Peace Corps bound
Business major trades fast lane for slow
pace on Tonga
Photo by Andrew Shurtleff
Price was voted “most likely to save the environment” by
her McIntire School study group.
By Charlotte Crystal
She should have been thrilled. Last summer, Caty Price sat
at a comfortable desk in an office cubicle towards the
end of her internship for the Cramer-Krasselt
Advertising Agency in Phoenix. She had just been offered a job.
loved branding, and I liked the people, and the company was
the fourth-year McIntire School
of Commerce student. The internship had been
a good experience, enabling her to draw on her concentration in marketing and

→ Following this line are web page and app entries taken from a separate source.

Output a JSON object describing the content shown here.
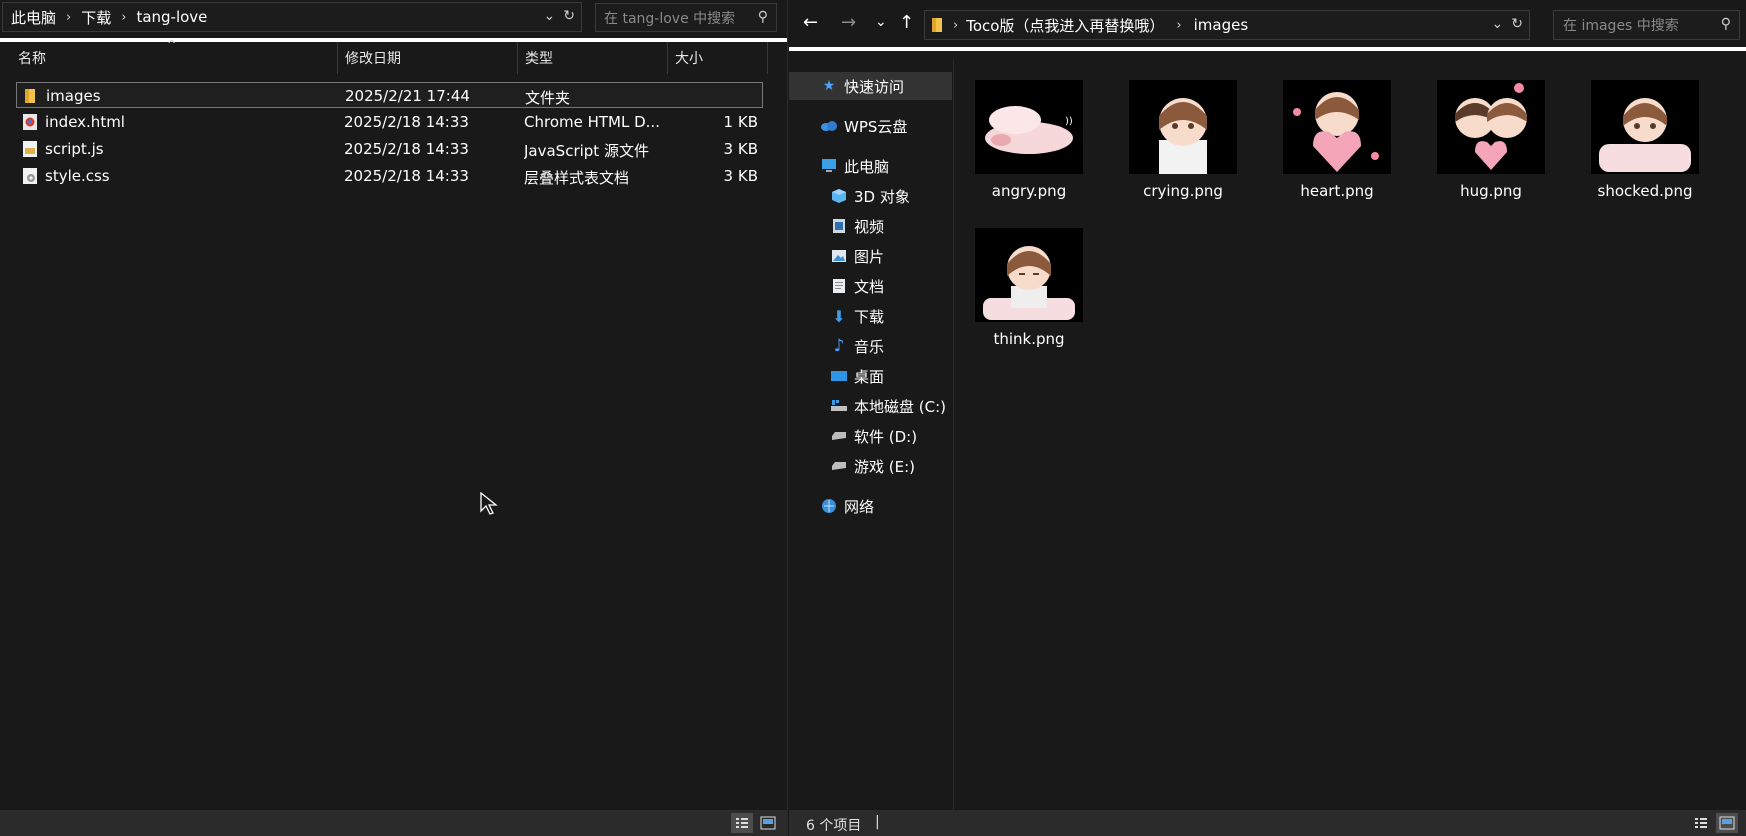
{
  "left": {
    "breadcrumb": [
      "此电脑",
      "下载",
      "tang-love"
    ],
    "search_placeholder": "在 tang-love 中搜索",
    "columns": [
      "名称",
      "修改日期",
      "类型",
      "大小"
    ],
    "rows": [
      {
        "name": "images",
        "date": "2025/2/21 17:44",
        "type": "文件夹",
        "size": "",
        "icon": "folder-icon"
      },
      {
        "name": "index.html",
        "date": "2025/2/18 14:33",
        "type": "Chrome HTML D...",
        "size": "1 KB",
        "icon": "chrome-html-icon"
      },
      {
        "name": "script.js",
        "date": "2025/2/18 14:33",
        "type": "JavaScript 源文件",
        "size": "3 KB",
        "icon": "js-file-icon"
      },
      {
        "name": "style.css",
        "date": "2025/2/18 14:33",
        "type": "层叠样式表文档",
        "size": "3 KB",
        "icon": "css-file-icon"
      }
    ]
  },
  "right": {
    "breadcrumb": [
      "Toco版（点我进入再替换哦）",
      "images"
    ],
    "search_placeholder": "在 images 中搜索",
    "tree": [
      {
        "label": "快速访问",
        "icon": "star-icon"
      },
      {
        "label": "WPS云盘",
        "icon": "cloud-icon"
      },
      {
        "label": "此电脑",
        "icon": "computer-icon"
      },
      {
        "label": "3D 对象",
        "icon": "cube-icon"
      },
      {
        "label": "视频",
        "icon": "video-icon"
      },
      {
        "label": "图片",
        "icon": "picture-icon"
      },
      {
        "label": "文档",
        "icon": "document-icon"
      },
      {
        "label": "下载",
        "icon": "download-icon"
      },
      {
        "label": "音乐",
        "icon": "music-icon"
      },
      {
        "label": "桌面",
        "icon": "desktop-icon"
      },
      {
        "label": "本地磁盘 (C:)",
        "icon": "drive-c-icon"
      },
      {
        "label": "软件 (D:)",
        "icon": "drive-icon"
      },
      {
        "label": "游戏 (E:)",
        "icon": "drive-icon"
      },
      {
        "label": "网络",
        "icon": "network-icon"
      }
    ],
    "files": [
      "angry.png",
      "crying.png",
      "heart.png",
      "hug.png",
      "shocked.png",
      "think.png"
    ],
    "status": "6 个项目"
  }
}
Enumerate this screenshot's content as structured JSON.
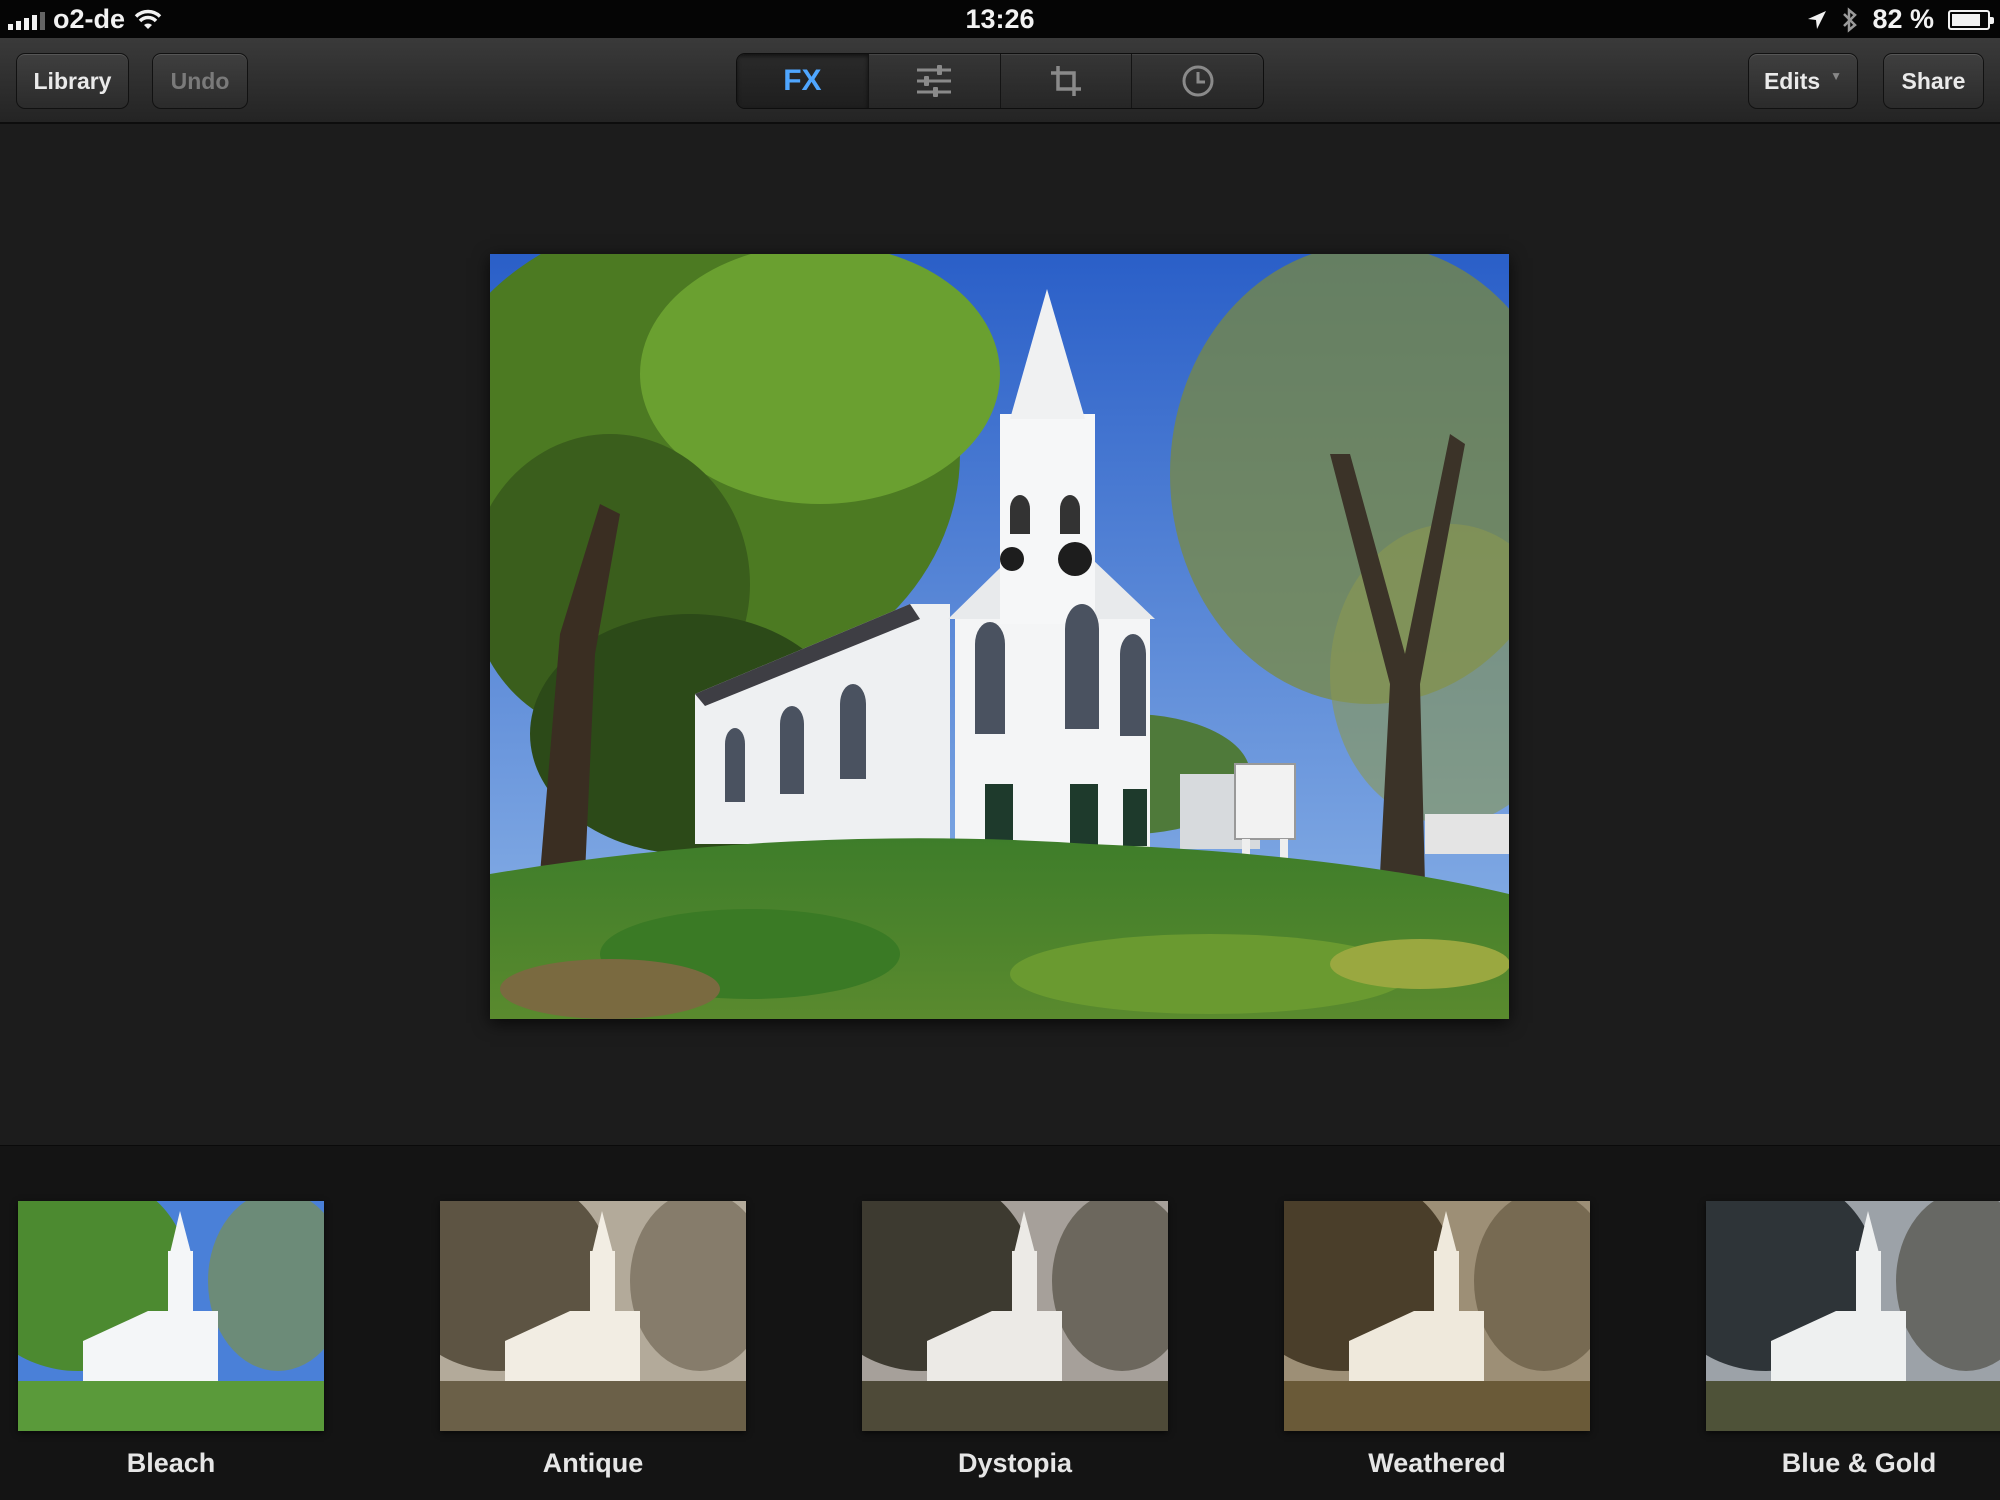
{
  "status_bar": {
    "carrier": "o2-de",
    "time": "13:26",
    "battery_percent": "82 %",
    "battery_level": 0.82,
    "icons": [
      "signal-bars-icon",
      "wifi-icon",
      "location-arrow-icon",
      "bluetooth-icon",
      "battery-icon"
    ]
  },
  "toolbar": {
    "library_label": "Library",
    "undo_label": "Undo",
    "edits_label": "Edits",
    "share_label": "Share",
    "segments": {
      "fx_label": "FX",
      "adjust_icon": "sliders-icon",
      "crop_icon": "crop-icon",
      "history_icon": "clock-icon"
    },
    "active_segment": "FX",
    "accent_color": "#4fa6ff"
  },
  "filters": [
    {
      "label": "Bleach"
    },
    {
      "label": "Antique"
    },
    {
      "label": "Dystopia"
    },
    {
      "label": "Weathered"
    },
    {
      "label": "Blue & Gold"
    }
  ]
}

management. But all she could think of at that moment was, “I do not want
to do this for the next two years.”
Instead, she wanted to do something that would force her to think outside
the box. And that’s what she’s planning to do.
Next fall, when her McIntire classmates don pinstripes, fight
city crowds and hunker down before flickering computer
screens at investment-advising
firms in New York and Northern Virginia, pulling down hefty paychecks for
80-hour workweeks, Price will be adjusting to life in the slow lane in
of Tonga, a tropical island in the South Pacific. There, as a Peace Corps
volunteer, she’ll have to adjust to a new climate, new diet, new language, new culture
and new ways of putting her business skills to work.
She knows her job for the next two years will have something
to do with youth development, but she’s not yet sure exactly what.
“It’s not all together altruistic on my part,” she says of her decision. “I
just think it will be a good way to get some hands-on, business-management experience.”
A native of Shreveport, La., Price, 22, graduated from high
school in Roanoke. Her mother passed away when she was
17. Her father, Charles
Price, a radiologist
now living in Miami, Fla., loved to cook exotic food and expected
Price and her two siblings to try new things. “I hated it then,” Price admits, “but
I’ll eat anything now.”
It’s a skill that should serve her well in the coming years as she grows
accustomed to the Tongan diet, based on chicken, pork, yams and tropical fruit.
Tonga lies north of New Zealand, west of Samoa and east of
Fiji. There are currently 50 to 70 Peace Corps volunteers
of 101,000 spread over 170 islands, fewer than 40 of which are
inhabited. The country’s economy is based on imports of tourists and exports of pumpkin
Price has enjoyed the bottom-line focus of her education
in commerce and fit in well with the many Type-A personalities
at the undergraduate
But she has another side.
Brought up in the Unitarian Universalist Church, Price enjoys
learning about different religions and has pursued that interest
a minor in religious
In the summer of 2001, she worked with the Unitarian Universalist
Faith and Action Office in Washington, D.C., where she developed study guides
for the church on globalization, among other topics.
“I’ve always been teased as being earth friendly and was voted by [my McIntire
study group] as being ‘most likely to save the environment,’” she
In her spare time as a second-year student, Price volunteered
with Big Brothers, Big Sisters. She volunteers each
year as a counselor
church camp, and has enjoyed her membership in the
Phi Mu sorority, a diverse group of girls who support
Children’s Miracle Network.
Since her second year, she also has worked 10 to 15
hours a week at Greenberry’s
Coffee & Tea Co. in the Barracks Road Shopping Center.
“I’ve always worked; I’ve always saved my money,” Price
said. “My mom always told us there was no reason to be bored. We never
did much sitting around.”
That drive to keep busy served her well as a student. “I’m really
hypercompetitive,” she said.
Even so, she is drawn to programs that combine
her interests, such as Leading with Compassion,
McIntire, for which
wrote a paper
about corporate social responsibility. “We need to know who we’re affecting,” she
Price believes her experience with the Peace
Corps will give her an edge in the job market
in marketing, communication, and people skills,
all of which would be valuable for a career
When her Peace Corps stint draws to a close,
she will look for a job in international
in the area of environmentally conscious
manufacturing. Price is optimistic about individuals’ and companies’ abilities to effect positive change.
She may need to tap that optimism during
her Peace Corps adventure, which is likely
assumptions and take her out
of her comfort
And she’s happy about that.